range in size). The proofs provide the basis for an included algorithm
for generating random coverings.
It was just what a long time DFF viewer needed generate a random arrangement of
rectangles (rooms) for a Delphi investigation of intelligent robot behavior.
I helped him by providing a way to create "doorways" connecting adjacent
rooms. I found the problem so interesting that I independently implemented
the "room generator" algorithm as well.
The program allows user control of base size, aspect and area ratios, and number of
rooms to create. Two features used for debugging were retained : 1.)
an option to display text for generated rectangles and 2.) the random seed
used to generate each set of rooms. This can be useful for generating the
same set of rooms multiple times.
Notes for programmers
The paper referenced above proceeds step by step proving several theorems
working up to:
1. Theorems 1 through 4: Given an aspect ratio, ρ
(Greek letter Rho), representing
H/W of a rectangle, and a starting rectangle whose aspect ratio is between
1/ρ and ρ,
it is possible to subdivide the starting rectangle into an arbitrary number
of smaller rectangles, each of which meet the same aspect ratio criteria.
2.Theorem 5: Given an area ratio. ϒ
(Greek letter Upsilon), representing largest area divided by smallest area of a set of rectangles, it is possible
to subdivide any starting rectangle into an arbitrary number of
smaller rectangles, each set of which meet the area ratio criteria.
3. Theorem 6: Theorems 1 through 5 can apply to a starting rectangle meeting the
aspect ration initial condition.

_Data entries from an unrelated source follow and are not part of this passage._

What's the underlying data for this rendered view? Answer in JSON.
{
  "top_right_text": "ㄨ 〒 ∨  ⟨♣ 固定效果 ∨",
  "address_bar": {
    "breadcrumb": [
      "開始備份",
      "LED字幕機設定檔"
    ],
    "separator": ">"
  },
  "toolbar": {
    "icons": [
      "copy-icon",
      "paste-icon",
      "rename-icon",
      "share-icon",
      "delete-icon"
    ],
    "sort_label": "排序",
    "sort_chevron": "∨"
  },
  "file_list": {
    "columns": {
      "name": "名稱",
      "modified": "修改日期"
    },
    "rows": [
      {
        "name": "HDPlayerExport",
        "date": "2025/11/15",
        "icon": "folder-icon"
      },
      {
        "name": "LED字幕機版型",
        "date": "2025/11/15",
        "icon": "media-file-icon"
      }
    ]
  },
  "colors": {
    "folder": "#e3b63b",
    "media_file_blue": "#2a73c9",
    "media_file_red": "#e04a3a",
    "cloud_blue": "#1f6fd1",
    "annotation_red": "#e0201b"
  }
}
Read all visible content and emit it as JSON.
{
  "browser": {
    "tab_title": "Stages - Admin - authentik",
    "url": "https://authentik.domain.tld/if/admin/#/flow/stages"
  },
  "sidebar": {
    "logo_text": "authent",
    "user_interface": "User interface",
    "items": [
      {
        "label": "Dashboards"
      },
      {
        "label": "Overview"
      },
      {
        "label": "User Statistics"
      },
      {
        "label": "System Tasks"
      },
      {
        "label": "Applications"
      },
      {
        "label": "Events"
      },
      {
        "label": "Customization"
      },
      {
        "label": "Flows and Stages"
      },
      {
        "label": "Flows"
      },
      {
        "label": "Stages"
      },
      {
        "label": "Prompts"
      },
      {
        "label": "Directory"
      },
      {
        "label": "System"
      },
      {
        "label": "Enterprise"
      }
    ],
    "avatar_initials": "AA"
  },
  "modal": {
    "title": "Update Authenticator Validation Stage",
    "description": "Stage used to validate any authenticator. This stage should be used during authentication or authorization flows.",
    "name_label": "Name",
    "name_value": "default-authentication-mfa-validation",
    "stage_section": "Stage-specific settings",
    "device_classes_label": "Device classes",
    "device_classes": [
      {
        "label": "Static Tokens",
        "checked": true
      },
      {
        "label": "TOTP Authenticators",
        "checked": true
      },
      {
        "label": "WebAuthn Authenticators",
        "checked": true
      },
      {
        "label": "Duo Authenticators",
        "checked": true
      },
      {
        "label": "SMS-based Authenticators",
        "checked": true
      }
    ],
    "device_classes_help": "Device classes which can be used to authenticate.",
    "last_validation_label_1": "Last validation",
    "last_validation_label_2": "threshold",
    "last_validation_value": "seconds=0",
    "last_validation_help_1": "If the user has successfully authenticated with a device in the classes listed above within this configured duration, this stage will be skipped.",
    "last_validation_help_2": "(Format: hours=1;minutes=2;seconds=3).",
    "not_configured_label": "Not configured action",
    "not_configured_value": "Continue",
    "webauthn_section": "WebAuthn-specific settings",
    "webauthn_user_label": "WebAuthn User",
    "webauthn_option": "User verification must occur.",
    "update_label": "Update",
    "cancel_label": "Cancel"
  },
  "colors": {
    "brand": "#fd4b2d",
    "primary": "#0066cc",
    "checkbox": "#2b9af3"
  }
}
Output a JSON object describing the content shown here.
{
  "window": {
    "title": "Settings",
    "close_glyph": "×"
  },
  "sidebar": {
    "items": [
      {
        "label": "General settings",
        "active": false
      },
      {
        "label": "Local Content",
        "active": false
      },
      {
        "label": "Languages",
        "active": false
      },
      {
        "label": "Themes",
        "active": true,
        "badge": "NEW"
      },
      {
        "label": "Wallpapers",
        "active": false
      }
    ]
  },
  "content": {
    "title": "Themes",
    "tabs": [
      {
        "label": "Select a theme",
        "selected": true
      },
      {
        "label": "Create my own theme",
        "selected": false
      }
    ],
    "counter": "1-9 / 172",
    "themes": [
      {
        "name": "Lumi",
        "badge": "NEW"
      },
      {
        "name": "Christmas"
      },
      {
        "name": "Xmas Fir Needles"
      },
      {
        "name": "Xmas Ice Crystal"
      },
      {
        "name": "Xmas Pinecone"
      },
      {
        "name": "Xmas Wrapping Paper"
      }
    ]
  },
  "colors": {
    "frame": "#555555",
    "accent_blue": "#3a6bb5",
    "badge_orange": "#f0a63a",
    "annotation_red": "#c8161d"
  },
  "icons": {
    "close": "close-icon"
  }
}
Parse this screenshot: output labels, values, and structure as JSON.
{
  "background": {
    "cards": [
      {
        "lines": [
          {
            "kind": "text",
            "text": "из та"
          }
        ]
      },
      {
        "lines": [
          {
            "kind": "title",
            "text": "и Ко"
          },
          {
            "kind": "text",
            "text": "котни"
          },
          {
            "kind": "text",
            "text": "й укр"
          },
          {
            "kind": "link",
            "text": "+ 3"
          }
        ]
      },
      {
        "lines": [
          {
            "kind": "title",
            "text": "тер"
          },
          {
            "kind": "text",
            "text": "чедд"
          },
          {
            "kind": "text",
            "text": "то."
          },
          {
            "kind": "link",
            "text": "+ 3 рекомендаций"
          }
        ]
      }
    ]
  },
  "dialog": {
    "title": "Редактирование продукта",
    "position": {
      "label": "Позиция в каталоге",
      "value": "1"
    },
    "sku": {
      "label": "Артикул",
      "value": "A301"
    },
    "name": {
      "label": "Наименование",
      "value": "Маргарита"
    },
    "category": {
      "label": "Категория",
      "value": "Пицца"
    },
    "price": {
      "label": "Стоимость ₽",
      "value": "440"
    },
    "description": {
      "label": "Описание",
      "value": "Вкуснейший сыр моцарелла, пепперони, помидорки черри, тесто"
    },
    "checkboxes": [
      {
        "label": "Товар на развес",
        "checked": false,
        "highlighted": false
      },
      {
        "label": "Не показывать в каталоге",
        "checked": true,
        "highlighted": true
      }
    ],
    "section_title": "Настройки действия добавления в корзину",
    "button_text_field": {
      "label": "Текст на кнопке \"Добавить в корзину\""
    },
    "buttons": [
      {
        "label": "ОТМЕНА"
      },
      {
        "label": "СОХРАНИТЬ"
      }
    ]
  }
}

This allows arbitrary subdivision into as
many rectangles as desired, each meeting both Rho and Upsilon conditions and
cumulatively exactly covering the original rectangle.
The algorithm for implementing Theorem 6 :
 How to choose the rectangle to split next which will maintain the
area ratio condition ,
 The direction (or directions) in which to divide the rectangle
(horizontally or vertically), and the range of offsets from the
top or left end of an edge which will maintain both the aspect and area
ratio conditions..
Although the procedure described is recursive in nature, (each rectangle
has the same steps applied) it seemed natural to implement the solution as a
loop:
 While more rectangles are needed
 Select a rectangle to split
 Get area, m, of largest
rectangle
 Make a list of rectangles whose
area is > 2m/ρ
 Randomly select one.
 Split it.
 If selected rectangle can be
split either Horizontally or Vertically, randomly choose one.
Otherwise just use the only valid direction.
 For split direction chosen,
calculate the valid range of offsets.
 Select random split point within
this range to define a new right or bottom edge.
 Replace existing rectangle
definition with left or top rectangle and create a new
rectangle defining the right or bottom portion the split.
 End
Everything else, as they say, is details.
The "door generator" portion of the
program makes vertical doorways by sorting the rectangles by increasing left edge X
offsets within top edge Y offsets and then checks top and bottom edge lines
with the following rectangles looking
for vertical edges which are colinear and overlap. Given two colinear
edges, function Overlap returns offsets of the overlapping portion. These overlap
line segments are candidates
for receiving a doorway if they are wider than the specified door width.
The same process, sorting by increasing Y coordinates within left edge offsets will find
candidates for horizontal doors.
Running/Exploring the Program
Suggestions for Further Explorations
Original Date: January 10, 2012 
Modified:
February 18, 2016